What do you call a fly without wings? Answer: a ‘walk’. I know it’s an old one, I hear you groan. Don’t misunderstand me, I love my fellow creatures, but I confess to a loathing for flies and where flies are concerned, the only blowfly I can tolerate is a dead blowfly. As if to torture me, over the past few weeks a swarm of ‘cluster’ flies have taken up residence in my studio….in their millions. I don’t even want to think where they might have come from or where they were getting their sustenance from. Unlike Damien Hurst, I do not encourage them as part of an installation with rotting cow head…..no, they have invaded my sacred work space, and before I can contemplate spending constructive time in my studio, something had to be done.
So every day for the past week, I declared war on this most unwelcome plague. (Please note, my dear Buddhist friends, look away now). Holding my breath, I would run into my studio wildly waving a can whilst spraying lethal vapour into the interior before quickly running out and closing the door behind me, leaving the poor creatures to their inevitable fate, (hoping against hope the spiders have found a place of safety). Every horizontal surface was soon littered with hundreds of prone corpses. Taking the curtains down to give them a much-needed wash, I discovered a layer of them an inch thick along the sills – together with a few curled up wasp bodies or the powdery wings of a moth amongst the carnage.
All evidence of my murderous intentions was either sucked up the nozzle of the hoover or brushed onto the grass outside the door where the dogs quickly hunted them out and did their own hoovering up job before I intervened, not wanting them to succumb to the same fate as the poor critters they were munching. The windows had their first proper clean in 3 years but the curtains didn’t fair so well, having been degraded by the sun, were completely shredded in the machine, even on a 30 degree cycle. No matter, they were soon replaced by some old pillow cases that proved perfect for the job. I even noticed the faded red letters: BATH HMC RUH, stamped on the corner of one of them which dates it to the time Graeme was in hospital, well over 30 years ago.
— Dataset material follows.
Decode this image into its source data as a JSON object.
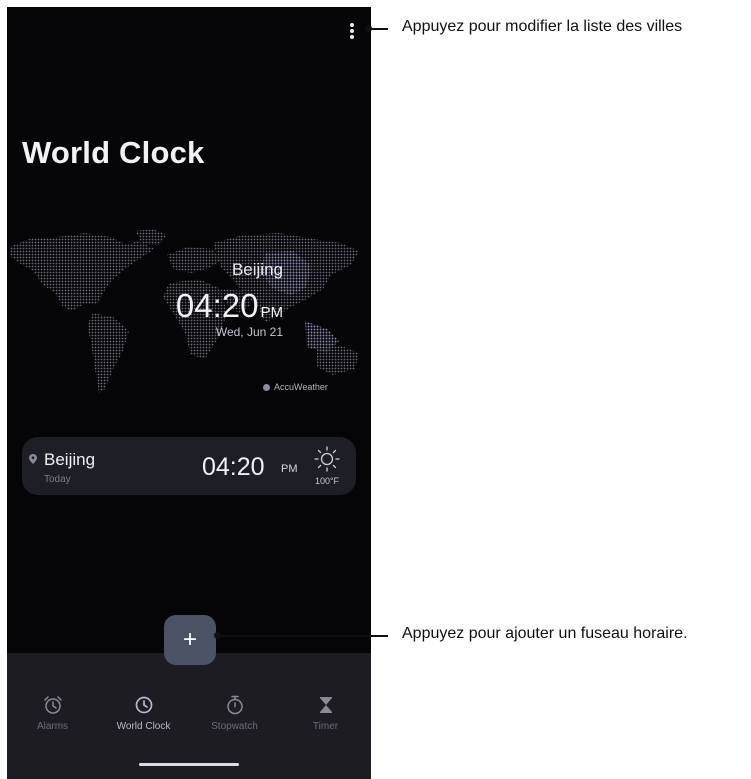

My studio is now restored to its former light-filled haven of peace and tranquility, free from the deafening drone of thousands of flies. Poor things, their only saving grace is that they are beautiful, even in death, in the same way that the iridescent colours of a peacock feather is beautiful, or a starling’s feather is beautiful when it catches the light and glows. Indeed, a wondrous quirk of nature. Not forgetting, they also do a pretty good clean-up act in the cycle of life and death…..perhaps I should throw a carcass into the field for them to feast on – as well as satisfying my own guilt?